Mathematical modelling of weld phenomena 12 : Selected peer reviewed papers from the 12th International Seminar Numerical Analysis of Weldability; September 23-26, 2018, Graz, Schloss Seggau, Austria
Graz: Verlag der TU Graz, 2019
ISBN: 978-3-85125-615-4
ISBN: 978-3-85125-616-1
International Seminar Numerical Analysis of Weldability <12, 2018, Graz>
Bundesministerium fur Wirtschaft und Energie BMWi (Deutschland)
IGF; 18737 N; FOSTA
Bundesministerium für Bildung und Forschung BMBF (Deutschland)
Zwanzig20; 03ZZ0210J
Fraunhofer IPK ()

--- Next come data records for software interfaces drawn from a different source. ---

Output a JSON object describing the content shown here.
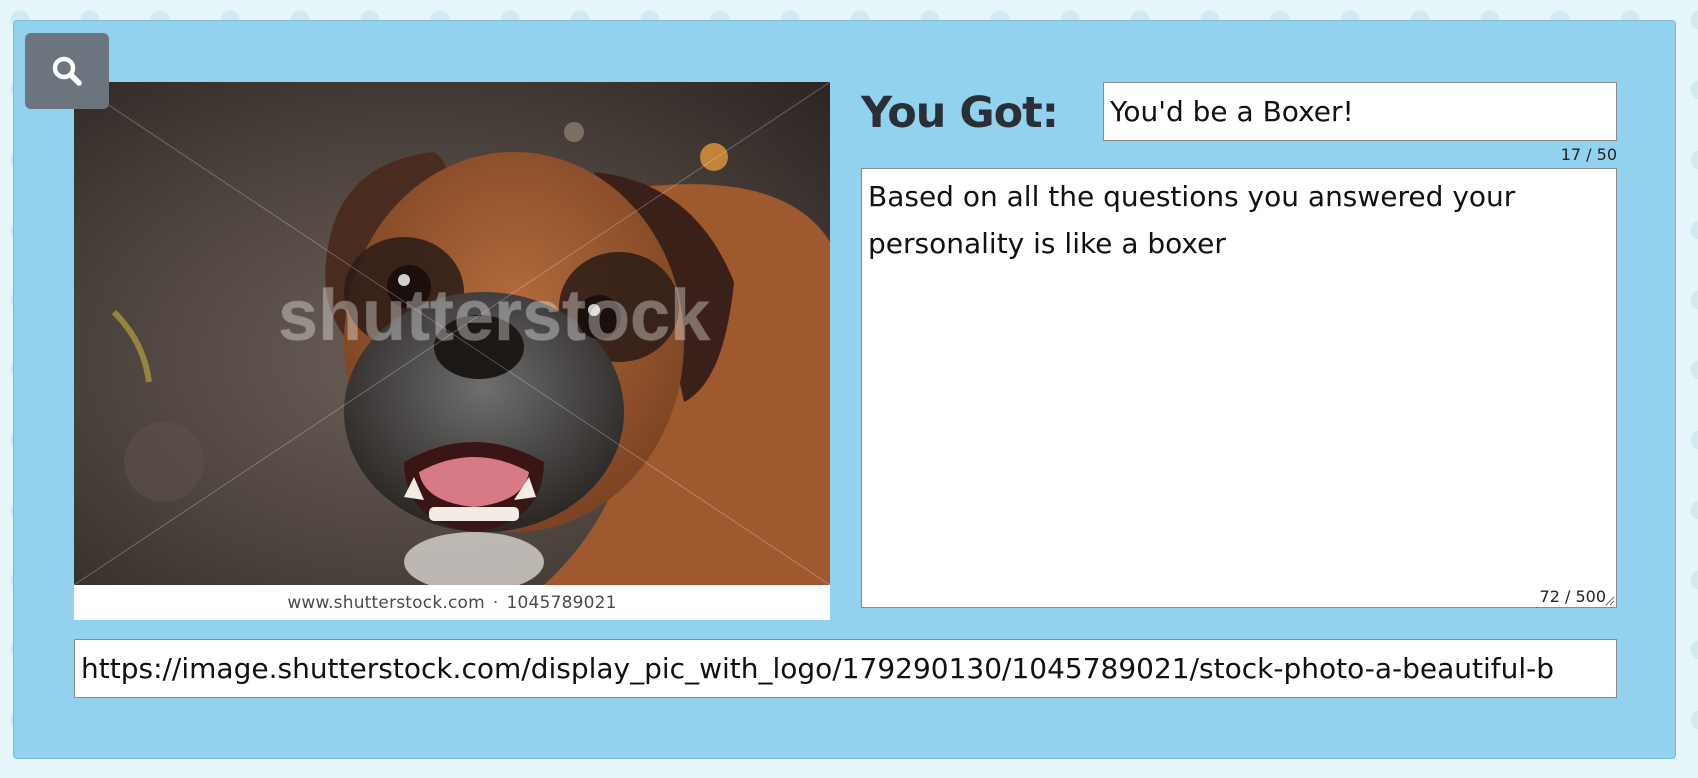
{
  "toolbar": {
    "search_icon": "search-icon"
  },
  "image": {
    "watermark": "shutterstock",
    "caption_site": "www.shutterstock.com",
    "caption_separator": "·",
    "caption_id": "1045789021",
    "url": "https://image.shutterstock.com/display_pic_with_logo/179290130/1045789021/stock-photo-a-beautiful-b"
  },
  "result": {
    "heading": "You Got:",
    "title_value": "You'd be a Boxer!",
    "title_counter": "17 / 50",
    "description_value": "Based on all the questions you answered your personality is like a boxer",
    "description_counter": "72 / 500"
  },
  "colors": {
    "panel": "#93d2ef",
    "search_button": "#6c757d",
    "page_background": "#e6f5f9"
  }
}
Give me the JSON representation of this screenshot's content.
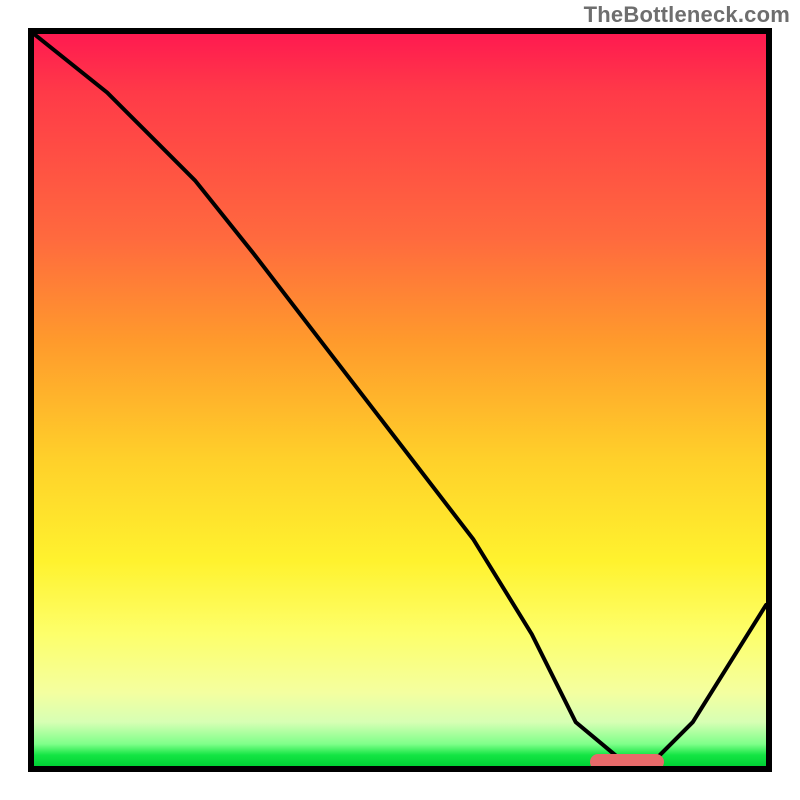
{
  "watermark": "TheBottleneck.com",
  "chart_data": {
    "type": "line",
    "title": "",
    "xlabel": "",
    "ylabel": "",
    "xlim": [
      0,
      100
    ],
    "ylim": [
      0,
      100
    ],
    "grid": false,
    "legend": false,
    "series": [
      {
        "name": "bottleneck-curve",
        "x": [
          0,
          10,
          22,
          30,
          40,
          50,
          60,
          68,
          74,
          80,
          85,
          90,
          100
        ],
        "y": [
          100,
          92,
          80,
          70,
          57,
          44,
          31,
          18,
          6,
          1,
          1,
          6,
          22
        ]
      }
    ],
    "marker": {
      "x_start": 76,
      "x_end": 86,
      "y": 0.5
    },
    "background_gradient": {
      "top_color": "#ff1a50",
      "mid_color": "#ffd02a",
      "bottom_color": "#00d234"
    }
  }
}
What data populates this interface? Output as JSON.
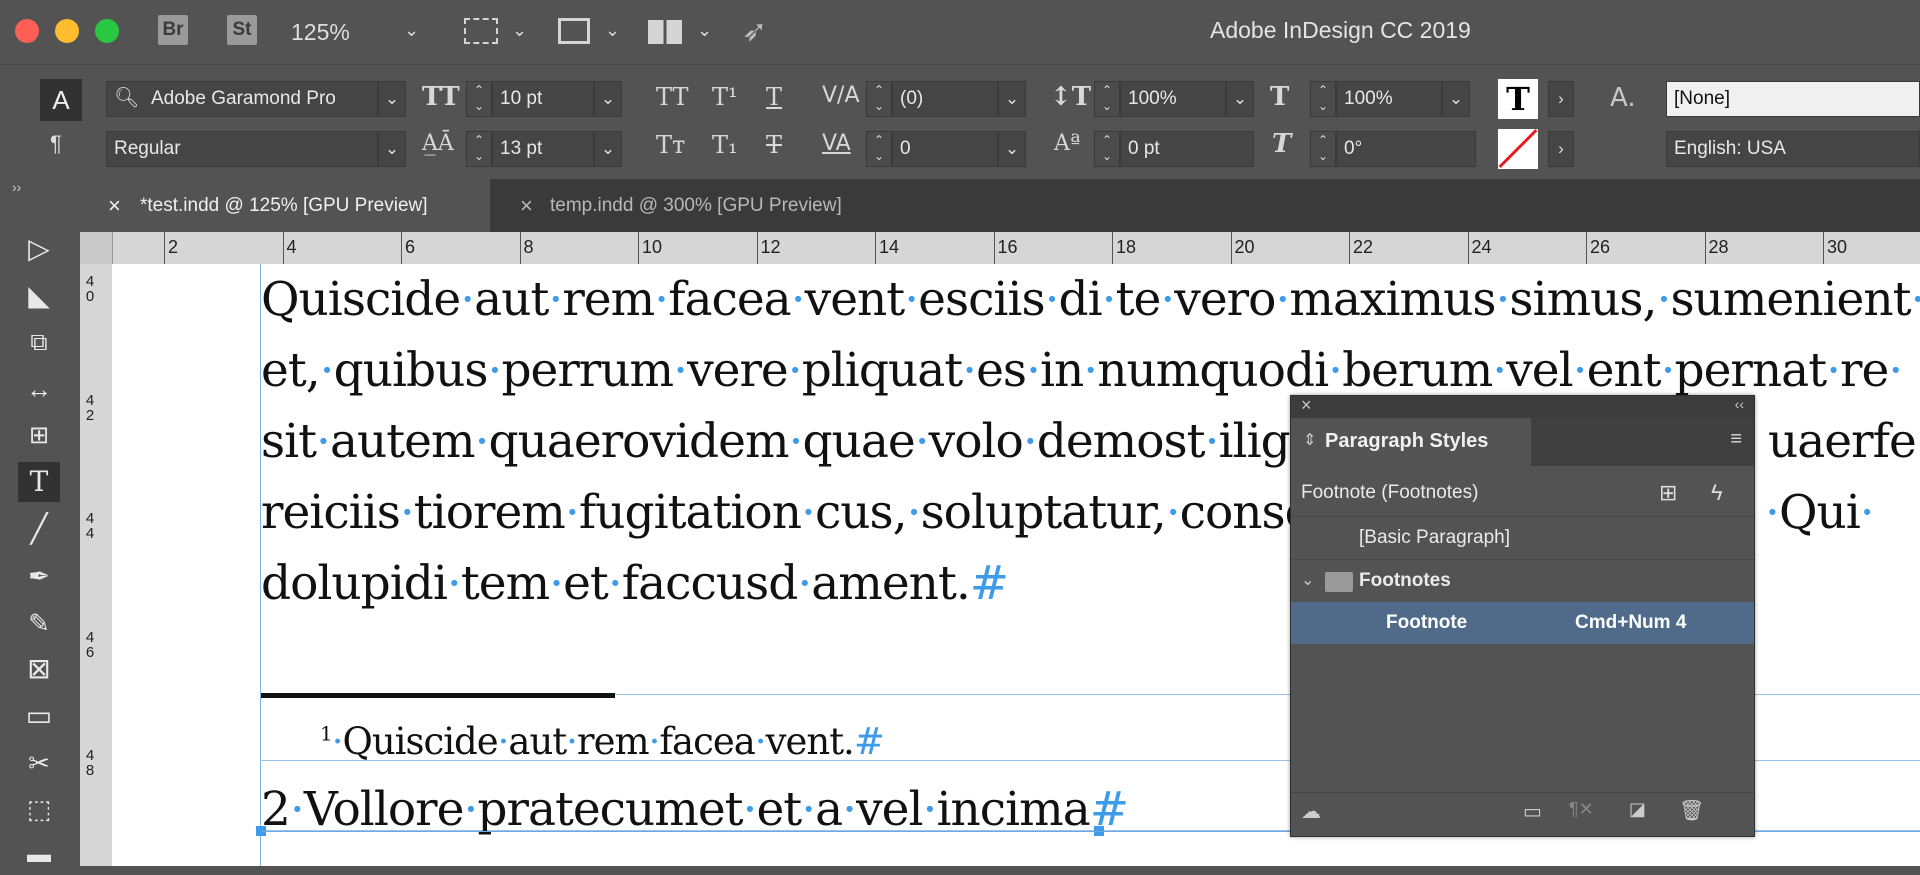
{
  "app": {
    "title": "Adobe InDesign CC 2019",
    "zoom": "125%",
    "bridge_label": "Br",
    "stock_label": "St"
  },
  "control_panel": {
    "font_family": "Adobe Garamond Pro",
    "font_style": "Regular",
    "font_size": "10 pt",
    "leading": "13 pt",
    "kerning": "(0)",
    "tracking": "0",
    "vertical_scale": "100%",
    "horizontal_scale": "100%",
    "baseline_shift": "0 pt",
    "skew": "0°",
    "char_style": "[None]",
    "language": "English: USA"
  },
  "tabs": [
    {
      "label": "*test.indd @ 125% [GPU Preview]",
      "active": true
    },
    {
      "label": "temp.indd @ 300% [GPU Preview]",
      "active": false
    }
  ],
  "ruler": {
    "h_ticks": [
      "2",
      "4",
      "6",
      "8",
      "10",
      "12",
      "14",
      "16",
      "18",
      "20",
      "22",
      "24",
      "26",
      "28",
      "30"
    ],
    "v_ticks": [
      "40",
      "42",
      "44",
      "46",
      "48"
    ]
  },
  "document": {
    "body_lines": [
      "Quiscide·aut·rem·facea·vent·esciis·di·te·vero·maximus·simus,·sumenient·",
      "et,·quibus·perrum·vere·pliquat·es·in·numquodi·berum·vel·ent·pernat·re·",
      "sit·autem·quaerovidem·quae·volo·demost·ilign",
      "reiciis·tiorem·fugitation·cus,·soluptatur,·conse",
      "dolupidi·tem·et·faccusd·ament."
    ],
    "line3_tail": "uaerfe·",
    "line4_tail": "·Qui·",
    "pilcrow_mark": "#",
    "footnote1_num": "1",
    "footnote1_text": "·Quiscide·aut·rem·facea·vent.",
    "footnote2_num": "2",
    "footnote2_text": "·Vollore·pratecumet·et·a·vel·incima"
  },
  "paragraph_styles_panel": {
    "title": "Paragraph Styles",
    "current_style": "Footnote (Footnotes)",
    "items": [
      {
        "label": "[Basic Paragraph]",
        "shortcut": ""
      },
      {
        "label": "Footnotes",
        "shortcut": "",
        "type": "group"
      },
      {
        "label": "Footnote",
        "shortcut": "Cmd+Num 4",
        "selected": true
      }
    ],
    "selected_color": "#4f6b89"
  },
  "colors": {
    "hidden_chars": "#3d9be9",
    "guides": "#7fb2e6",
    "ui_bg": "#535353"
  }
}
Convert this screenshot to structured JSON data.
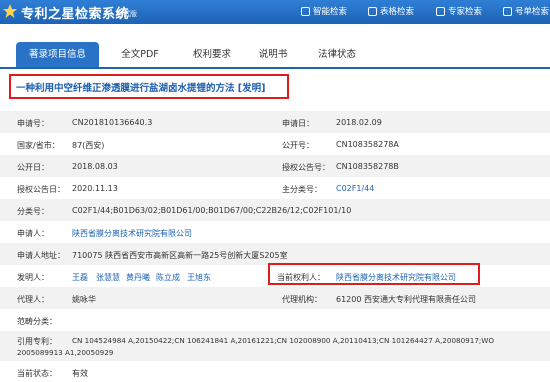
{
  "app": {
    "title": "专利之星检索系统",
    "subtitle": "测试版"
  },
  "nav": [
    {
      "label": "智能检索"
    },
    {
      "label": "表格检索"
    },
    {
      "label": "专家检索"
    },
    {
      "label": "号单检索"
    }
  ],
  "tabs": [
    {
      "label": "著录项目信息",
      "active": true
    },
    {
      "label": "全文PDF"
    },
    {
      "label": "权利要求"
    },
    {
      "label": "说明书"
    },
    {
      "label": "法律状态"
    }
  ],
  "patent": {
    "title": "一种利用中空纤维正渗透膜进行盐湖卤水提锂的方法 [发明]"
  },
  "fields": {
    "app_no_label": "申请号：",
    "app_no": "CN201810136640.3",
    "app_date_label": "申请日：",
    "app_date": "2018.02.09",
    "country_label": "国家/省市：",
    "country": "87(西安)",
    "pub_no_label": "公开号：",
    "pub_no": "CN108358278A",
    "pub_date_label": "公开日：",
    "pub_date": "2018.08.03",
    "grant_no_label": "授权公告号：",
    "grant_no": "CN108358278B",
    "grant_date_label": "授权公告日：",
    "grant_date": "2020.11.13",
    "main_class_label": "主分类号：",
    "main_class": "C02F1/44",
    "class_label": "分类号：",
    "class": "C02F1/44;B01D63/02;B01D61/00;B01D67/00;C22B26/12;C02F101/10",
    "applicant_label": "申请人：",
    "applicant": "陕西省膜分离技术研究院有限公司",
    "address_label": "申请人地址：",
    "address": "710075 陕西省西安市高新区高新一路25号创新大厦S205室",
    "inventors_label": "发明人：",
    "inventors": [
      "王磊",
      "张慧慧",
      "黄丹曦",
      "陈立成",
      "王旭东"
    ],
    "owner_label": "当前权利人：",
    "owner": "陕西省膜分离技术研究院有限公司",
    "agent_label": "代理人：",
    "agent": "姚咏华",
    "agency_label": "代理机构：",
    "agency": "61200 西安通大专利代理有限责任公司",
    "fan_label": "范畴分类：",
    "fan": "",
    "cited_label": "引用专利：",
    "cited_line1": "CN 104524984 A,20150422;CN 106241841 A,20161221;CN 102008900 A,20110413;CN 101264427 A,20080917;WO",
    "cited_line2": "2005089913 A1,20050929",
    "status_label": "当前状态：",
    "status": "有效"
  },
  "colors": {
    "header": "#1d63b5",
    "tab_active": "#2a72c6",
    "link": "#1d63b5",
    "highlight_box": "#e01c1c"
  }
}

Rapid localized heating and cooling during additive manufacturing using laser deposition method (LMD) lead to loss of dimensional accuracy as well as cracking of built parts. Finite-Element welding simulations allow prediction of geometrical deviations and accumulated residual stresses as well as their optimization before conducting experiments. Due to the great length of stacked welds, calculation times for fully transient thermomechanical simulations are currently long, the calculation stability suffers from the high number of contact bodies in the model and the modelling effort is high, as the geometries need to be sliced and positioned layer-wise.
In this contribution, an integrated modelling approach is demonstrated for a thin-walled LMD component made from 30 layers of 1.4404 (316L) stainless steel: Instead of the layer-by-layer modelling strategy commonly found in the literature, the whole component mesh is kept in one piece and the fully transient, layer-by-layer material deposition is implemented via element sets. In contrast to prior simulations, nonlinear contact between the layers does not have to be considered, significantly decreasing calculation times. The calculated distortions are compared to recently published, in-situ digital image correlation (DIC) measurements as well as numerical simulations conducted with the established layer-wise modelling strategy to judge result quality. Finally, the improvement in calculation time and ease-of-use is compared between both modelling approaches and conclusions regarding future usage for industrial-scale components are drawn